Reflections could suffer the same fate as Eagle Pines. If not cancelled outright, Reflections could find itself moved to the back burner for several years. Short term hotel demand may help drive that decision.
If Disney finds itself struggling to fill the 25,000 hotel rooms already on property, it would be difficult to justify adding hundreds more at Reflections. Disney could opt to move forward with the DVC component of Reflections and delay the hotel. But the feasibility of that plan rests with a number of specifics which are not currently known: location of certain resort amenities, cost of operating the building without the hotel revenue stream and so forth.
Lagging hotel occupancy could prompt Disney to convert existing hotel rooms to DVC villas. Conversions have already occurred at resorts like Disney's Animal Kingdom Lodge, Disney's Polynesian Village Resort and Copper Creek. At larger resorts like Disney's Grand Floridian Resort and Polynesian, converting hotel rooms to villas would solve two problems: need for DVC inventory and reduction in hotel occupancy.
Reflections is actually one of two DVC resorts in active development, the other being a new tower on the grounds of Disneyland Hotel. While Reflections is further along than the Disneyland project, pent-up demand for a new west coast DVC may give that project the advantage. This would be only the second DVC resort at Disneyland, the first in more than a decade since the Villas at Disney's Grand Californian Hotel opened in 2009. Walt Disney World currently has eleven DVC destinations.

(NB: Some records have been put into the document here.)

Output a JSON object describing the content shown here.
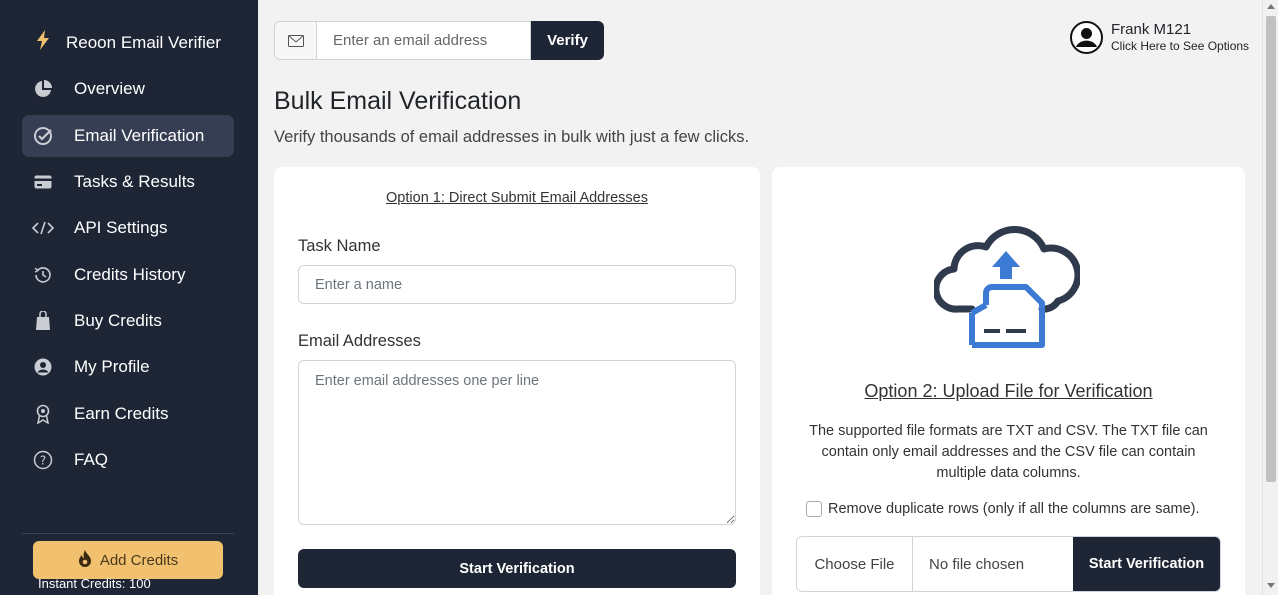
{
  "sidebar": {
    "brand": "Reoon Email Verifier",
    "items": [
      {
        "label": "Overview",
        "icon": "pie-chart-icon"
      },
      {
        "label": "Email Verification",
        "icon": "check-circle-icon",
        "active": true
      },
      {
        "label": "Tasks & Results",
        "icon": "credit-card-icon"
      },
      {
        "label": "API Settings",
        "icon": "code-icon"
      },
      {
        "label": "Credits History",
        "icon": "history-icon"
      },
      {
        "label": "Buy Credits",
        "icon": "shopping-bag-icon"
      },
      {
        "label": "My Profile",
        "icon": "user-circle-icon"
      },
      {
        "label": "Earn Credits",
        "icon": "award-icon"
      },
      {
        "label": "FAQ",
        "icon": "question-circle-icon"
      }
    ],
    "add_credits": "Add Credits",
    "instant_credits": "Instant Credits: 100"
  },
  "topbar": {
    "email_placeholder": "Enter an email address",
    "verify_label": "Verify"
  },
  "user": {
    "name": "Frank M121",
    "subtitle": "Click Here to See Options"
  },
  "page": {
    "title": "Bulk Email Verification",
    "subtitle": "Verify thousands of email addresses in bulk with just a few clicks."
  },
  "option1": {
    "heading": "Option 1: Direct Submit Email Addresses",
    "task_name_label": "Task Name",
    "task_name_placeholder": "Enter a name",
    "emails_label": "Email Addresses",
    "emails_placeholder": "Enter email addresses one per line",
    "start_label": "Start Verification"
  },
  "option2": {
    "heading": "Option 2: Upload File for Verification",
    "description": "The supported file formats are TXT and CSV. The TXT file can contain only email addresses and the CSV file can contain multiple data columns.",
    "dedupe_label": "Remove duplicate rows (only if all the columns are same).",
    "choose_file": "Choose File",
    "no_file": "No file chosen",
    "start_label": "Start Verification"
  },
  "colors": {
    "sidebar_bg": "#1e2535",
    "active_bg": "#353e52",
    "accent_button": "#f2c170",
    "cloud_icon_dark": "#2f3a4d",
    "cloud_icon_blue": "#3c7ad4"
  }
}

At a minimum, we expect to see the opening of Reflections delayed beyond its projected 2022 opening. Since it has been in the works for more than 18 months, Reflections may be too far along to cancel outright. Progress could be slowed, with eyes on a 2023 opening. Or DVC could shift focus to a smaller-scale follow-up to Riveira, pushing Reflections to 2024 or 2025.